Sometimes it's difficult to take on board that the Tory-boy lives in the same city as I do:  Any time spent  in  an inner city would reveal that multiculturalism is simply the default setting for ordinary people going about the daily business of making lives for themselves and their families. Sometimes there are tensions, often there are misunderstandings, but on street level it works because it has to. 

Just on my own street Polish shops sit cheek by jowl with Kurdish shops. My daughters' anglo-french-jewish-hungarian heritage is probably the least exotic and most ethnically homogeneous of their circle of friends.  Nobody I know even  notices or cares.

So what is the alternative Cameron proposes - monoculturalism ? 

He hankers after a state-defined set of national values taught in schools and  measured by a citizenship test. Examples of country's with such imposed artificial constructs  being the USA and France -  both far less integrated societies in practice than the UK  and with ethnically defined ghettos in their cities the  like of which simply don't exist over here.

Or maybe he just wants to sentimentalise some  non-diverse national heartland - like the parts of this country that are still demographically homogenous. I grew up in one of these  - the London suburbs of  thirty years ago. 'British' values - specifically the values of the affluent working class and the lower middle class  - ruled the roost without challenge - mowed lawns, washed cars, pubs and Sunday roasts.  It was fucking tedious and depressing...fortunately it is dying a natural death.

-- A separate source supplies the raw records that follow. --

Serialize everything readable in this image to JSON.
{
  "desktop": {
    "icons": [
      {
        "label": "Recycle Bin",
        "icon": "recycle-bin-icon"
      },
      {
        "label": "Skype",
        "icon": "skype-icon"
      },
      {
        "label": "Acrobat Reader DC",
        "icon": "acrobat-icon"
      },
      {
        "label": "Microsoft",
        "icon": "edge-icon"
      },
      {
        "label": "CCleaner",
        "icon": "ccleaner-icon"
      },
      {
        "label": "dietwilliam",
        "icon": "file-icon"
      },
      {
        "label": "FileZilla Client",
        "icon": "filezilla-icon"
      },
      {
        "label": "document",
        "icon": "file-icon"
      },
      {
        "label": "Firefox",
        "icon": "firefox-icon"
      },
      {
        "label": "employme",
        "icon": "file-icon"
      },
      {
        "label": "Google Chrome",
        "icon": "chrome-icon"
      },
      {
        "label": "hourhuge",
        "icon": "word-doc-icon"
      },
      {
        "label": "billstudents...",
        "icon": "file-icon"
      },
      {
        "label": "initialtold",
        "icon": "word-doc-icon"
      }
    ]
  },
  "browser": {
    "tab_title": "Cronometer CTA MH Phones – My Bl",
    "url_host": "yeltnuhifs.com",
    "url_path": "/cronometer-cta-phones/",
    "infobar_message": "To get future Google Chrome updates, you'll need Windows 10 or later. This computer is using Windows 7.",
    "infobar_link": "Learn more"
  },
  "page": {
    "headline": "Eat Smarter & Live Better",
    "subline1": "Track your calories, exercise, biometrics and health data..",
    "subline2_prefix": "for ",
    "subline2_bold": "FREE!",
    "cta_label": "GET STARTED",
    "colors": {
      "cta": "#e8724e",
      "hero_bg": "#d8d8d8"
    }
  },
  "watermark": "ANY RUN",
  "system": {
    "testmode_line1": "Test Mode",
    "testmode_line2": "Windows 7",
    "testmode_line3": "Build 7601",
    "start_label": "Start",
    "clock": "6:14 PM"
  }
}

Anonymous said...

It seems that the government and people who read the Daily Mail want to go back to some idealized version of the 1950s. The idea fills me with dread: women having to give up their jobs when they got married; no access to abortion; young women having to give up their babies if they were born `out of wedlock'; curtain-twitching at anyone out of the `ordinary'; petty-mindedness . . . . Unfortunately some people are trying to turn the clock back - wanting an educated elite, with everyone else staying in their place - we have to fight that all the way.

Anonymous said...

You can already see the risk of time spinning backwards at my daughters' school. New proposals to promote the English Bacc put inner city comprehensive schools in a difficult situation - do they, for the golden goose of the league tables, force kids who would much rather study sociology, textiles, drama, dance, music, to do history, geography and languages? Or do they let pupils take the subjects they really enjoy and run the risk of falling behind in the league tables? It's a brave school that will ignore the tables . . . Yet what if they ignore the English Bacc and find that their kids are then excluded from top universities?